Quick recap form our last post: In 1948, the company called Inland was formed by an out-of-work immigrant whose net worth was approximately $4000. Six employees ran the facility in the basement and garage of the Unruh home. The company's first employee, Tom Bain, described conditions there as "quite crude". He recalls the cold triple garage and the problems posed by a leaky basement after a spring rain. Just about a year later - Hugo moves to Pear River and by 1957, the plant is bursting at the seams with 60 employees and a growing workload. Now let's continue…

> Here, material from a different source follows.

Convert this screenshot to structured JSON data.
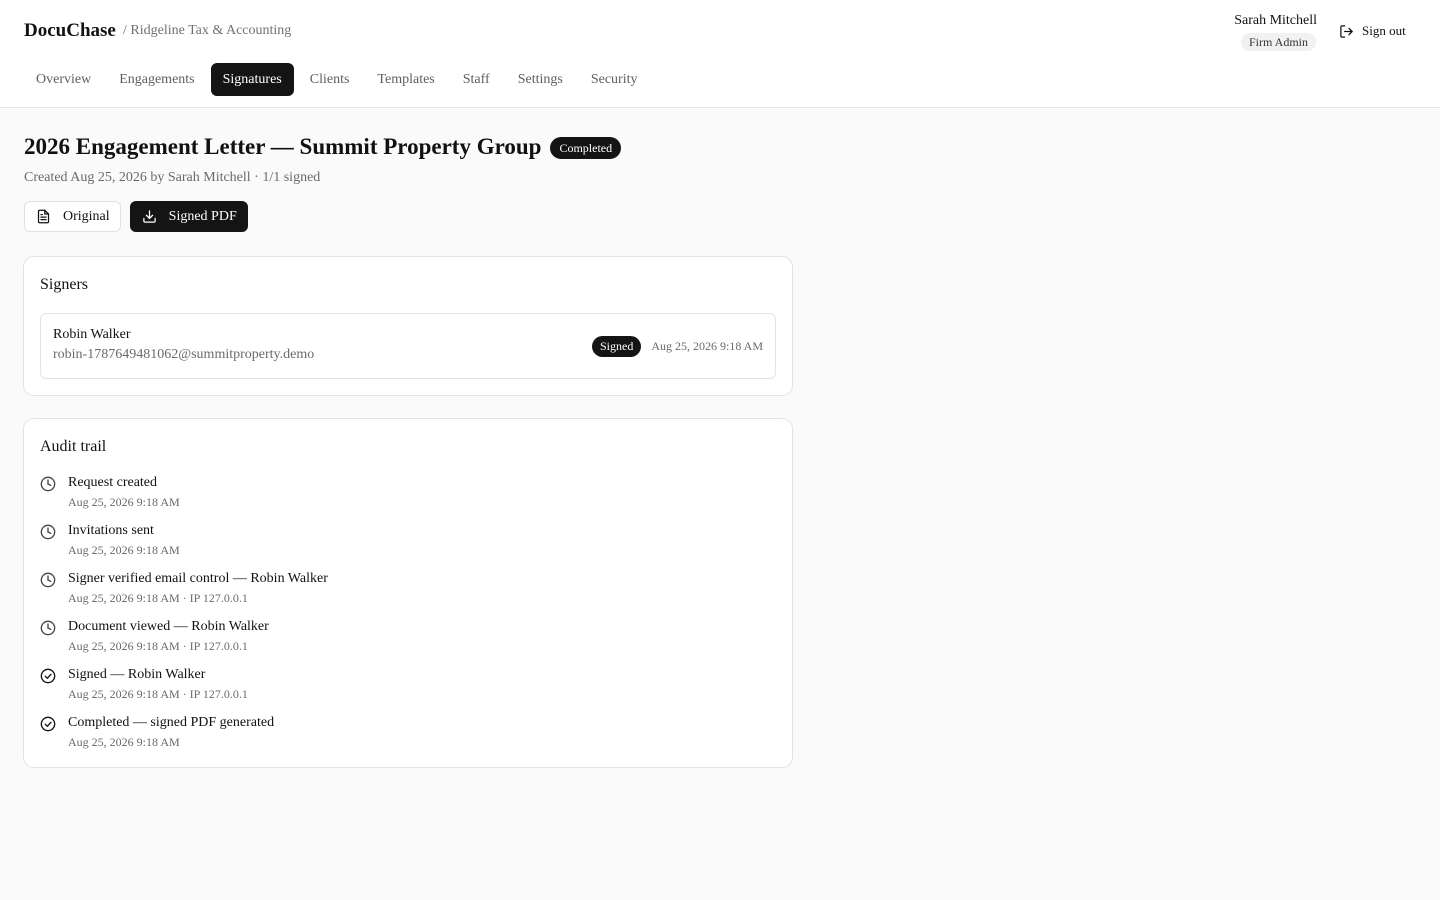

Kollmorgen Electro Optical is now flourishing in North Hampton, MA, and Hugo decided it was time to move out of his garage shop environment in New York and head south. The story goes that Hugo and his wife enjoyed vacationing in the south, and just prior to the interstate system, it was a great adventure traveling through the back roads and byways of the eastern seaboard. Traveling down Route 11 from New York would take one through the New River Valley, near VPI, the Arsenal, and through the quaint town of Radford, Virginia. As Hugo's business grew in Pear River, he needed to think about expansion. Real estate, taxes and high interest rates pushed Hugo to look elsewhere to take the next step. As the new interstate system expanded through Southeast Virginia, through Roanoke connecting the north and south, the idea of moving his company to Radford began to make more sense. An old textile mill had recently lost its tenants, and the town was eager to bring in new industry. Hugo felt good about the people of Radford, and was impressed with the hospitality of businessmen like Ott Giesen and Dan DeVilbiss, who worked to attract Hugo and Inland Motor to Radford. A good railroad system, connections to interstate trucking lines, two area colleges providing a source of technical talent, and the right building space opened the door for Inland Motor to relocate from Pear River NY to Radford, VA in 1958.
Inland had expanded its business in several directions, adding a division focusing on motor generator sets. Its core product, torque motors, still was the fastest growing and core of the business. The post WWII need for periscopes continued, keeping Kollmorgen busy as well. Given the strategic importance of the relationship with Inland, it became very apparent a merger was in store. The broad capital base of Kollmorgen, combined with the reputation of Inland Motor lead to a deal in May of 1960. In Radford, Inland continued supplying motors to the Aerospace and Defense markets, represented in missions from satellites to the Apollo moon landings.
Hugo Unruh had been lucky, in the sense that preparation and resourcefulness had met with the unique opportunities afforded by the dawning space age. But in addition to being lucky, he had been smart - both in the concepts he embraced, and in the choice of associates who could match his creativity and enthusiasm. Their hard work was to bear fruit in ways they could scarcely imagine. In 1960, the company celebrated its first million-dollar year! 50 plus years later, Kollmorgen embraces that same philosophy - The Best Team Wins, and continues to innovate new product ideas , like the AKMH hygienic servo motor design, for emerging needs of the industries we serve.